I noticed there is no biting in Bloodlust. Why?
“There was a bite in the original Bloodlust script but it didn’t make it to the final production, presumably to draw out the time before the human characters have to make that decision (or have the decision made for them). Without a bite, though, Bloodlust doesn’t really feel like a vampire story, and I hope Bloodlust 2 will contain this and the other important elements a vampire story needs. We have the raw sex which most vampire stories are short on, but for once we need more than just sex to make it work. And we don’t necessarily need more talking scenes… The key elements of a vampire story make for great foreplay.”
Will more of the backstory for Bloodlust be available for fans? More “episodes” perhaps?

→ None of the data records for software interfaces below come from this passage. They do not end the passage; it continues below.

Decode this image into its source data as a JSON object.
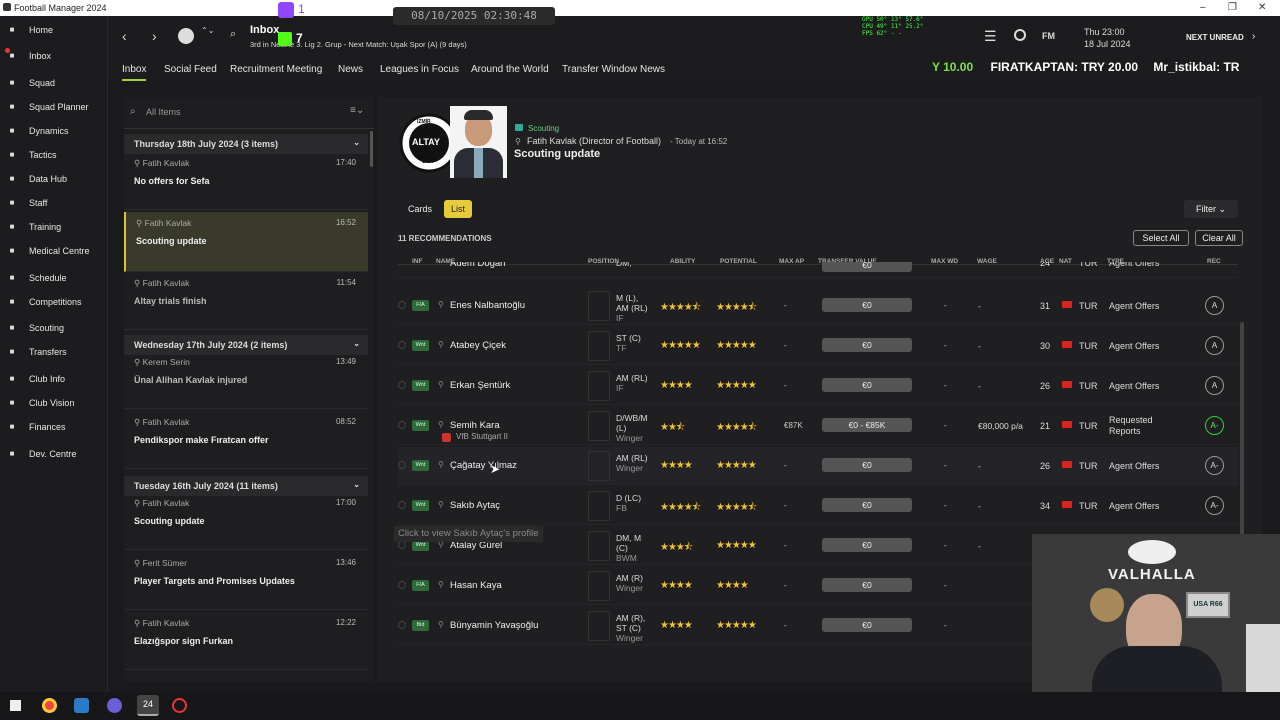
{
  "window": {
    "title": "Football Manager 2024",
    "min": "–",
    "max": "❐",
    "close": "✕"
  },
  "sidebar": {
    "items": [
      {
        "label": "Home",
        "icon": "home-icon"
      },
      {
        "label": "Inbox",
        "icon": "inbox-icon"
      },
      {
        "label": "Squad",
        "icon": "squad-icon"
      },
      {
        "label": "Squad Planner",
        "icon": "planner-icon"
      },
      {
        "label": "Dynamics",
        "icon": "dynamics-icon"
      },
      {
        "label": "Tactics",
        "icon": "tactics-icon"
      },
      {
        "label": "Data Hub",
        "icon": "datahub-icon"
      },
      {
        "label": "Staff",
        "icon": "staff-icon"
      },
      {
        "label": "Training",
        "icon": "training-icon"
      },
      {
        "label": "Medical Centre",
        "icon": "medical-icon"
      },
      {
        "label": "Schedule",
        "icon": "schedule-icon"
      },
      {
        "label": "Competitions",
        "icon": "trophy-icon"
      },
      {
        "label": "Scouting",
        "icon": "scouting-icon"
      },
      {
        "label": "Transfers",
        "icon": "transfers-icon"
      },
      {
        "label": "Club Info",
        "icon": "shield-icon"
      },
      {
        "label": "Club Vision",
        "icon": "vision-icon"
      },
      {
        "label": "Finances",
        "icon": "finances-icon"
      },
      {
        "label": "Dev. Centre",
        "icon": "dev-icon"
      }
    ]
  },
  "topbar": {
    "page_title": "Inbox",
    "sub": "3rd in Nesine 3. Lig 2. Grup - Next Match: Uşak Spor (A) (9 days)",
    "timestamp": "08/10/2025 02:30:48",
    "date_line1": "Thu 23:00",
    "date_line2": "18 Jul 2024",
    "next_unread": "NEXT UNREAD",
    "fm": "FM",
    "twitch_count": "1",
    "kick_count": "7",
    "stats": [
      "GPU  50°   13°  57.6°",
      "CPU  49°   11°  25.2°",
      "FPS  62°   -       -"
    ]
  },
  "ticker": {
    "items": [
      "Y 10.00",
      "FIRATKAPTAN: TRY 20.00",
      "Mr_istikbal: TR"
    ]
  },
  "tabs": [
    "Inbox",
    "Social Feed",
    "Recruitment Meeting",
    "News",
    "Leagues in Focus",
    "Around the World",
    "Transfer Window News"
  ],
  "inbox": {
    "search_placeholder": "All Items",
    "groups": [
      {
        "label": "Thursday 18th July 2024 (3 items)"
      },
      {
        "label": "Wednesday 17th July 2024 (2 items)"
      },
      {
        "label": "Tuesday 16th July 2024 (11 items)"
      }
    ],
    "messages": [
      {
        "from": "Fatih Kavlak",
        "subject": "No offers for Sefa",
        "time": "17:40"
      },
      {
        "from": "Fatih Kavlak",
        "subject": "Scouting update",
        "time": "16:52"
      },
      {
        "from": "Fatih Kavlak",
        "subject": "Altay trials finish",
        "time": "11:54"
      },
      {
        "from": "Kerem Serin",
        "subject": "Ünal Alihan Kavlak injured",
        "time": "13:49"
      },
      {
        "from": "Fatih Kavlak",
        "subject": "Pendikspor make Fıratcan offer",
        "time": "08:52"
      },
      {
        "from": "Fatih Kavlak",
        "subject": "Scouting update",
        "time": "17:00"
      },
      {
        "from": "Ferit Sümer",
        "subject": "Player Targets and Promises Updates",
        "time": "13:46"
      },
      {
        "from": "Fatih Kavlak",
        "subject": "Elazığspor sign Furkan",
        "time": "12:22"
      }
    ]
  },
  "message": {
    "club_badge": "ALTAY",
    "club_top": "İZMİR",
    "club_year": "1914",
    "category": "Scouting",
    "sender": "Fatih Kavlak  (Director of Football)",
    "when": "Today at 16:52",
    "subject": "Scouting update",
    "view_cards": "Cards",
    "view_list": "List",
    "filter": "Filter",
    "count": "11 RECOMMENDATIONS",
    "select_all": "Select All",
    "clear_all": "Clear All",
    "headers": [
      "INF",
      "NAME",
      "POSITION",
      "ABILITY",
      "POTENTIAL",
      "MAX AP",
      "TRANSFER VALUE",
      "MAX WD",
      "WAGE",
      "AGE",
      "NAT",
      "TYPE",
      "REC"
    ],
    "tooltip": "Click to view Sakıb Aytaç's profile",
    "partial_row": {
      "name": "Adem Doğan",
      "pos1": "DM,",
      "pos2": "BPD",
      "value": "€0",
      "age": "24",
      "nat": "TUR",
      "type": "Agent Offers"
    },
    "players": [
      {
        "inf": "F/A",
        "name": "Enes Nalbantoğlu",
        "club": "",
        "pos1": "M (L),",
        "pos2": "AM (RL)",
        "role": "IF",
        "ability": "★★★★⯪",
        "potential": "★★★★⯪",
        "max_ap": "-",
        "value": "€0",
        "max_wd": "-",
        "wage": "-",
        "age": "31",
        "nat": "TUR",
        "type": "Agent Offers",
        "type2": "",
        "rec": "A",
        "green": false
      },
      {
        "inf": "Wnt",
        "name": "Atabey Çiçek",
        "club": "",
        "pos1": "ST (C)",
        "pos2": "",
        "role": "TF",
        "ability": "★★★★★",
        "potential": "★★★★★",
        "max_ap": "-",
        "value": "€0",
        "max_wd": "-",
        "wage": "-",
        "age": "30",
        "nat": "TUR",
        "type": "Agent Offers",
        "type2": "",
        "rec": "A",
        "green": false
      },
      {
        "inf": "Wnt",
        "name": "Erkan Şentürk",
        "club": "",
        "pos1": "AM (RL)",
        "pos2": "",
        "role": "IF",
        "ability": "★★★★",
        "potential": "★★★★★",
        "max_ap": "-",
        "value": "€0",
        "max_wd": "-",
        "wage": "-",
        "age": "26",
        "nat": "TUR",
        "type": "Agent Offers",
        "type2": "",
        "rec": "A",
        "green": false
      },
      {
        "inf": "Wnt",
        "name": "Semih Kara",
        "club": "VfB Stuttgart II",
        "pos1": "D/WB/M",
        "pos2": "(L)",
        "role": "Winger",
        "ability": "★★⯪",
        "potential": "★★★★⯪",
        "max_ap": "€87K",
        "value": "€0 - €85K",
        "max_wd": "-",
        "wage": "€80,000 p/a",
        "age": "21",
        "nat": "TUR",
        "type": "Requested",
        "type2": "Reports",
        "rec": "A-",
        "green": true
      },
      {
        "inf": "Wnt",
        "name": "Çağatay Yılmaz",
        "club": "",
        "pos1": "AM (RL)",
        "pos2": "",
        "role": "Winger",
        "ability": "★★★★",
        "potential": "★★★★★",
        "max_ap": "-",
        "value": "€0",
        "max_wd": "-",
        "wage": "-",
        "age": "26",
        "nat": "TUR",
        "type": "Agent Offers",
        "type2": "",
        "rec": "A-",
        "green": false
      },
      {
        "inf": "Wnt",
        "name": "Sakıb Aytaç",
        "club": "",
        "pos1": "D (LC)",
        "pos2": "",
        "role": "FB",
        "ability": "★★★★⯪",
        "potential": "★★★★⯪",
        "max_ap": "-",
        "value": "€0",
        "max_wd": "-",
        "wage": "-",
        "age": "34",
        "nat": "TUR",
        "type": "Agent Offers",
        "type2": "",
        "rec": "A-",
        "green": false
      },
      {
        "inf": "Wnt",
        "name": "Atalay Gürel",
        "club": "",
        "pos1": "DM, M",
        "pos2": "(C)",
        "role": "BWM",
        "ability": "★★★⯪",
        "potential": "★★★★★",
        "max_ap": "-",
        "value": "€0",
        "max_wd": "-",
        "wage": "-",
        "age": "",
        "nat": "",
        "type": "",
        "type2": "",
        "rec": "",
        "green": false
      },
      {
        "inf": "F/A",
        "name": "Hasan Kaya",
        "club": "",
        "pos1": "AM (R)",
        "pos2": "",
        "role": "Winger",
        "ability": "★★★★",
        "potential": "★★★★",
        "max_ap": "-",
        "value": "€0",
        "max_wd": "-",
        "wage": "",
        "age": "",
        "nat": "",
        "type": "",
        "type2": "",
        "rec": "",
        "green": false
      },
      {
        "inf": "Bid",
        "name": "Bünyamin Yavaşoğlu",
        "club": "",
        "pos1": "AM (R),",
        "pos2": "ST (C)",
        "role": "Winger",
        "ability": "★★★★",
        "potential": "★★★★★",
        "max_ap": "-",
        "value": "€0",
        "max_wd": "-",
        "wage": "",
        "age": "",
        "nat": "",
        "type": "",
        "type2": "",
        "rec": "",
        "green": false
      }
    ]
  },
  "webcam": {
    "banner": "VALHALLA",
    "plate": "USA R66"
  }
}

“Some origin story ideas were tossed around when we worked on the revision of the first script, and we have some ideas for Bloodlust 2 already, but we don’t have any solid plans yet on when or how we’ll expand the story. With the amount of time A3D can dedicate to story and animation, I think all our future titles will probably benefit from the Blizzard approach of releasing a novel to accompany the story we see in the game, or in our case, porn. The DLC won’t have that, since it’s non-canon, but Bloodlust 2 (and Girlfriends 4 Ever 2) would benefit from it heavily.”
Marie’s thoughts on the vampire, and much of my own, really follow the modern sexual narrative of vampirism. That’s to be expected of course, since neither of us are hundreds of years old. She also hints at there being more to Bloodlust, something I am very much looking forward to. Additional backstory will provide a more immersive experience you can really sink your teeth into.
As can be seen, there is a huge gap between the folklore and modern vampires. Stoker did include some elements of the old lore in Dracula. Subspecies, a vampire film shot in Romania, does as well. However, working a heavy dose of the folklore into the narrative of the modern vampire could be compelling if done carefully, or a disjointed mess if not. Either way, the sexual mystique will always be there to keep your hunger alive.
The Vampire: A Casebook, edited by Alan Dundes.